Our turkeys did well this year. We tried (sometimes in vain), to take a more relaxed approach to raising these crazy birds. This past winter, we'd kept back 10 hens and 2 toms in the hope that they would breed and hatch on their own. They certainly tried, but nothing came of it. So in the spring, we ordered 100 poults (baby turkeys) from a hatchery as we've done in years past. Twenty-five were dead upon arrival and since Eli was due any day, we decided to take the refund rather than get 25 more shipped to us, which would have forced us to raise 2 sets of poults separately until we could merge them later in the spring. This worked out fine and we let them wander the homestead rather than stressing ourselves out trying to herd them in a futilely fenced enclosure. The problem was, they rarely were where we wanted them (often times they were on top of our cars or in the yard or on top of buildings). But they grew to a good size and we had a very easy day of butchering. A friend of ours is the director of a unique university program called the Wilderness and Civilization program. They take field trips throughout the year, and she asked us if she could bring her class to help butcher. But of course, we said. So, 19 students showed up on the weekend before Thanksgiving and we processed our 70-odd birds plus a friend's 5 all in one day. I think we've convinced her to bring next year's class out.
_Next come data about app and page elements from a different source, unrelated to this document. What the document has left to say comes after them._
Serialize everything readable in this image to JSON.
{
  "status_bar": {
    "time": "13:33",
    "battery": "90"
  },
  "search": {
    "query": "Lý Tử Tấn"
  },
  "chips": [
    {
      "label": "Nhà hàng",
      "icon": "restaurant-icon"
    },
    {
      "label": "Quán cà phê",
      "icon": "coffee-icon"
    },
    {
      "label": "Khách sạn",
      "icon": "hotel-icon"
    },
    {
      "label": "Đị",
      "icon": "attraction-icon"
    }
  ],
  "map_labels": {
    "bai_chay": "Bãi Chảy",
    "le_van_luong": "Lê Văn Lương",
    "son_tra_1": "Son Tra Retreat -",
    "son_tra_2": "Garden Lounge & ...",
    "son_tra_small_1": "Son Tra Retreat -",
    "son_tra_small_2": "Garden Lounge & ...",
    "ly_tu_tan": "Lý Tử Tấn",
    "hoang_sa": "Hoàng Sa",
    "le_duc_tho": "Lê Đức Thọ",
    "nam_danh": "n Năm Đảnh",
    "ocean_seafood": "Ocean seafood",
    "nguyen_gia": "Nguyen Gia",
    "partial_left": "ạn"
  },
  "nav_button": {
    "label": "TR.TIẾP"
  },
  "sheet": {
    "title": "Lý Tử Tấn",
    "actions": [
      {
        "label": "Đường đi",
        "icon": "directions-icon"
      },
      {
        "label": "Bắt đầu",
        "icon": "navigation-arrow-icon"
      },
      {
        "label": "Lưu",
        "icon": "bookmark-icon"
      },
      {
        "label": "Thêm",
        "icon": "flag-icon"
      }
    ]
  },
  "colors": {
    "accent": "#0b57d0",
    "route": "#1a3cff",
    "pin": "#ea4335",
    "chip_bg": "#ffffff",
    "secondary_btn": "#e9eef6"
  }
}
Our nascent seed co-op continues to evolve. We will officially become a cooperative this year. The idea is that by working together across many farms, we will be able to better grow and market organic vegetable seed for northern growers. There are a handful of growers on the west side of the Divide, plus us on the east side of the Divide. We've had a couple of training sessions this past year, including a 5-day seed school put on by the non-profit Native Seeds/SEARCH, as well as a one day workshop by the plant breeder John Navazio who works with the Organic Seed Alliance. I think we're all pretty excited about our co-op and the work we've done and plan to do. Seed is such a critical part of our food system and of our existence as human beings. The seed industry continues to consolidate and to hoard valuable genetic resources, while at the same time a counter-movement of developing and preserving open-source and open pollinated seeds builds all over the world. Since the mid 20th century and the rise of agricultural chemical and synthetic fertilizer, plant breeding hasn't focused a whit on developing crops in organic systems. So it's a frontier, in a way, and wide open for opportunity and the imagination.
We continue to grow and evolve as we try to figure out just what sort of farm we want to be and will become. To be honest, if I could decide the kind of farm to be without consideration for our location and our markets, I would want to focus on specialty grains like farro, einkorn, heritage wheat and barley, as well as pseudo-grains like teff, amaranth, and quinoa. In addition, we would grow vegetable seed, improving existing varieties of open-pollinated crops as well as developing new varieties.
One final thing to mention is that this was a year that we could not have gotten through without the consistent support of our family, friends, and those who eat our food. Our family, in particular, continue to be unfailingly supportive and have provided critical help in so many ways. Despite the challenges of starting a business, and a farm business no less, we chose to move back home, and we don't regret it in the least. All we have to do is watch our daughter and son play with their grandparents to be quickly reminded of why we are here.
So, a toast to 2013 as we say farewell, and here's to a prosperous 2014.
at 9:39 PM